### WHAT YOU WILL DO
Images do not belong in the copy. Set down all the entries exactly.

─── SOURCE INFORMATION

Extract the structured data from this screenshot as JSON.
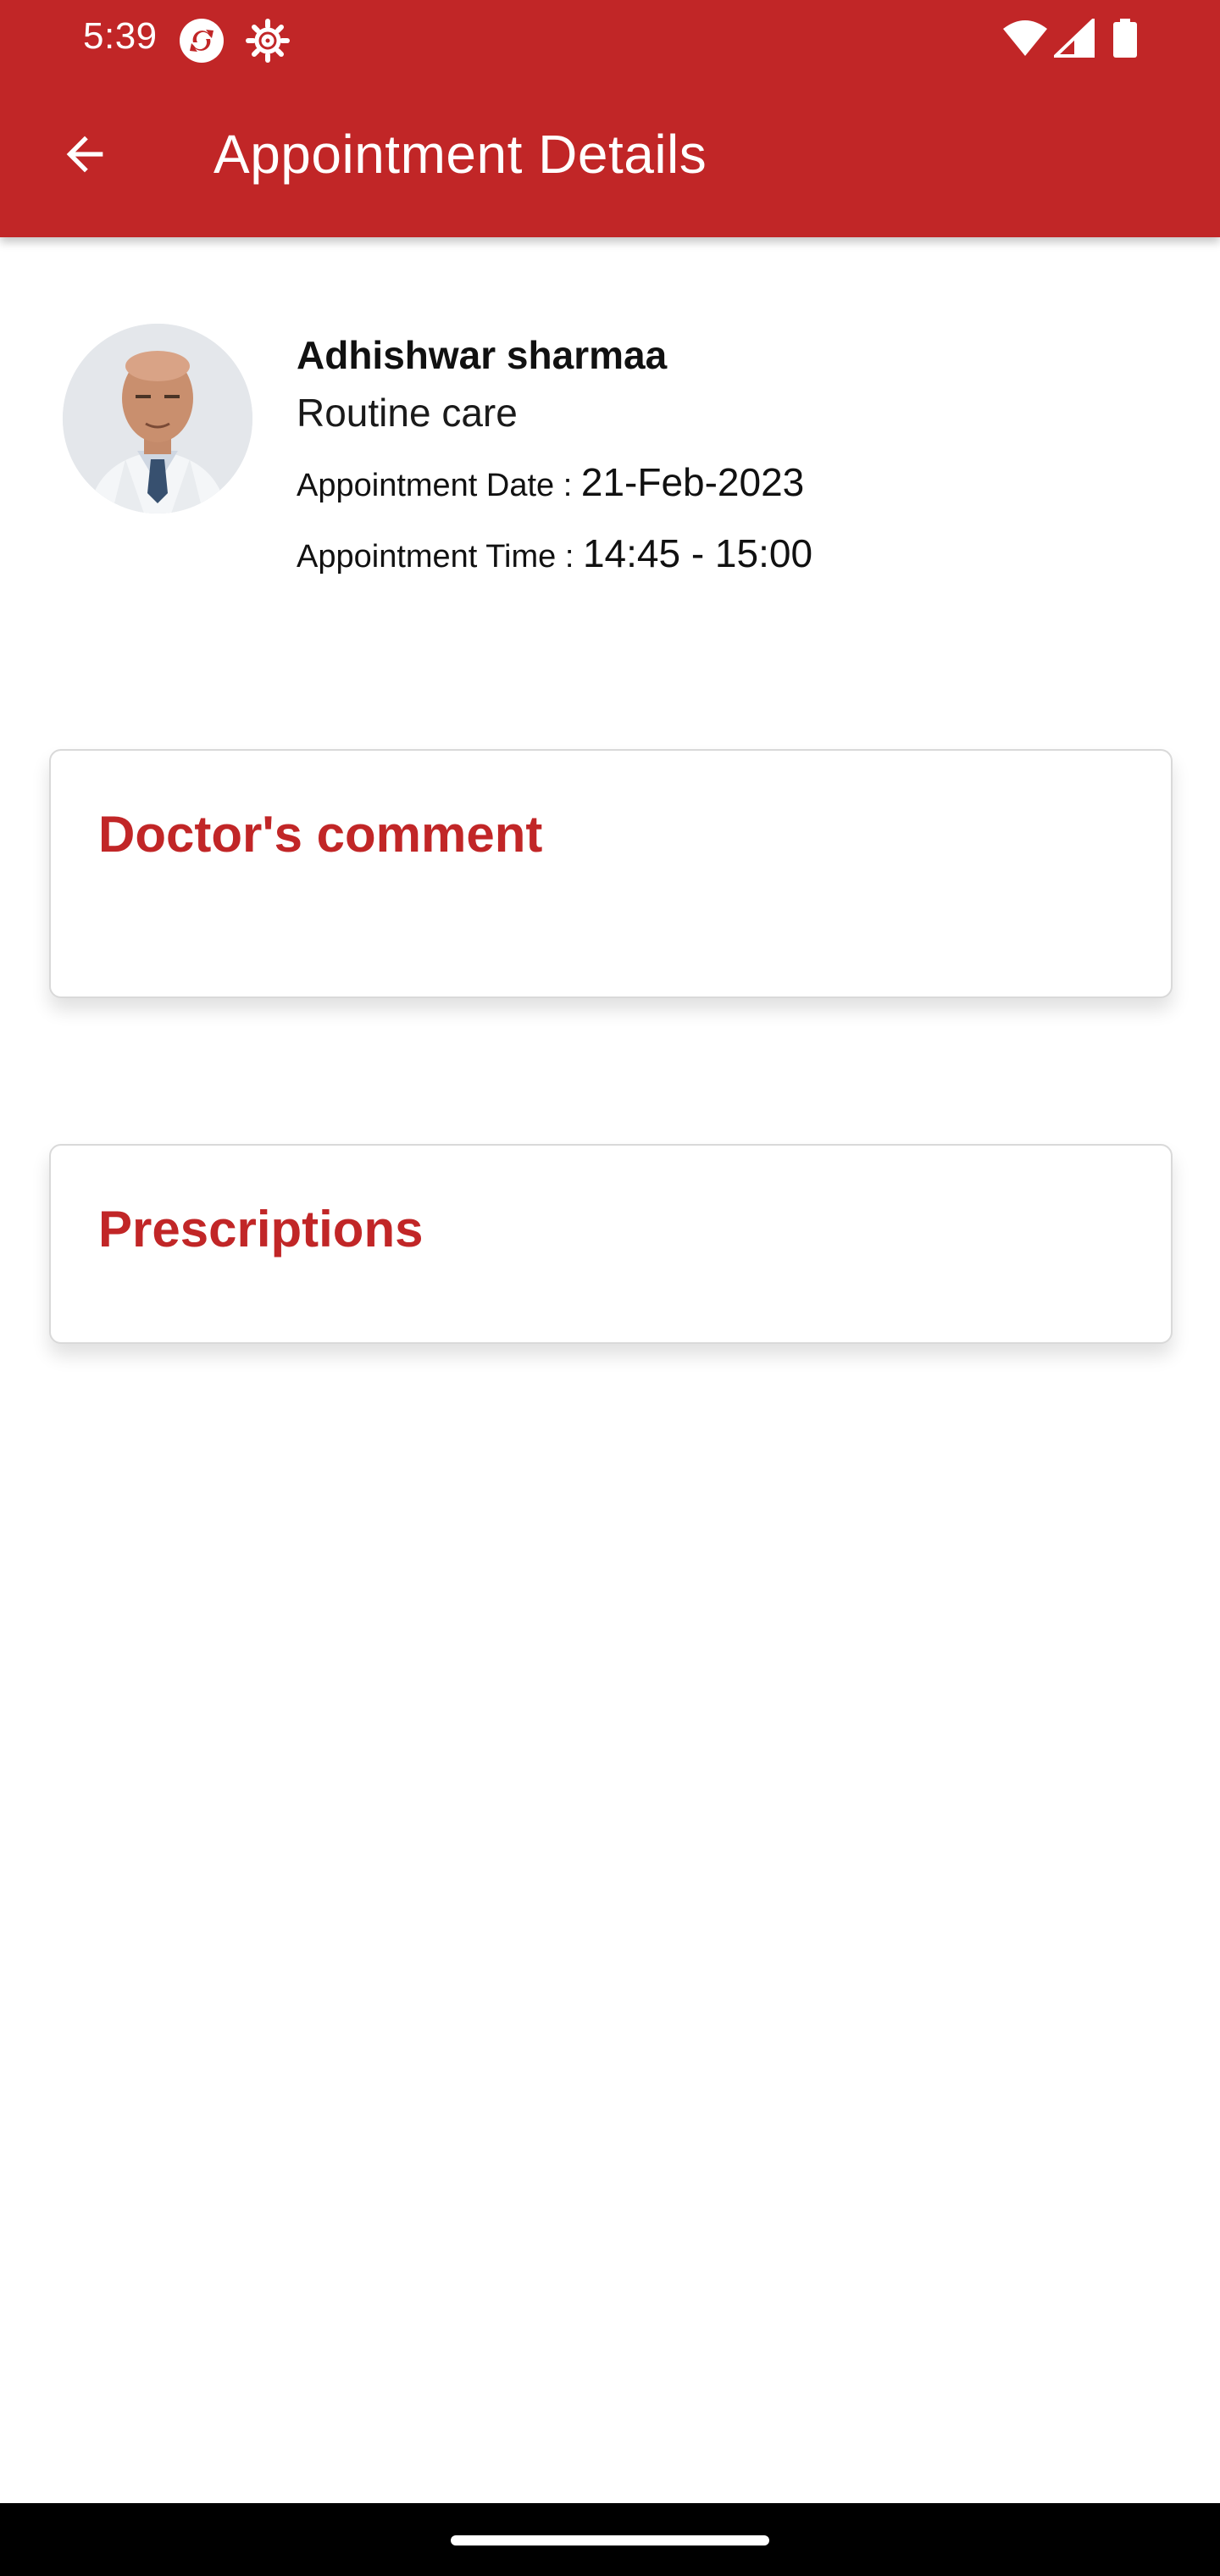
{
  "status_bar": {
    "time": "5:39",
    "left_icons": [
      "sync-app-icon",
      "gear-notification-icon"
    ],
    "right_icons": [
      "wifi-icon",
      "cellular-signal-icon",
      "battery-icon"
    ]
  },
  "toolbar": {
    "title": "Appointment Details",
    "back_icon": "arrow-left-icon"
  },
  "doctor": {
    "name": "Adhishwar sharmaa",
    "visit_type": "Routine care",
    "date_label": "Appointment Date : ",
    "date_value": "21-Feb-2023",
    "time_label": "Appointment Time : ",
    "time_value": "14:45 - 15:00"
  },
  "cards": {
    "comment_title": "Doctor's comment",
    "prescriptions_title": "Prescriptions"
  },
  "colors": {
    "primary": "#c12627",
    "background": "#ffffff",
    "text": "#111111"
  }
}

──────

### EXERCISE RESPONSE
Extract the structured data from this screenshot as JSON.
{
  "status_bar": {
    "time": "5:39",
    "left_icons": [
      "sync-app-icon",
      "gear-notification-icon"
    ],
    "right_icons": [
      "wifi-icon",
      "cellular-signal-icon",
      "battery-icon"
    ]
  },
  "toolbar": {
    "title": "Appointment Details",
    "back_icon": "arrow-left-icon"
  },
  "doctor": {
    "name": "Adhishwar sharmaa",
    "visit_type": "Routine care",
    "date_label": "Appointment Date : ",
    "date_value": "21-Feb-2023",
    "time_label": "Appointment Time : ",
    "time_value": "14:45 - 15:00"
  },
  "cards": {
    "comment_title": "Doctor's comment",
    "prescriptions_title": "Prescriptions"
  },
  "colors": {
    "primary": "#c12627",
    "background": "#ffffff",
    "text": "#111111"
  }
}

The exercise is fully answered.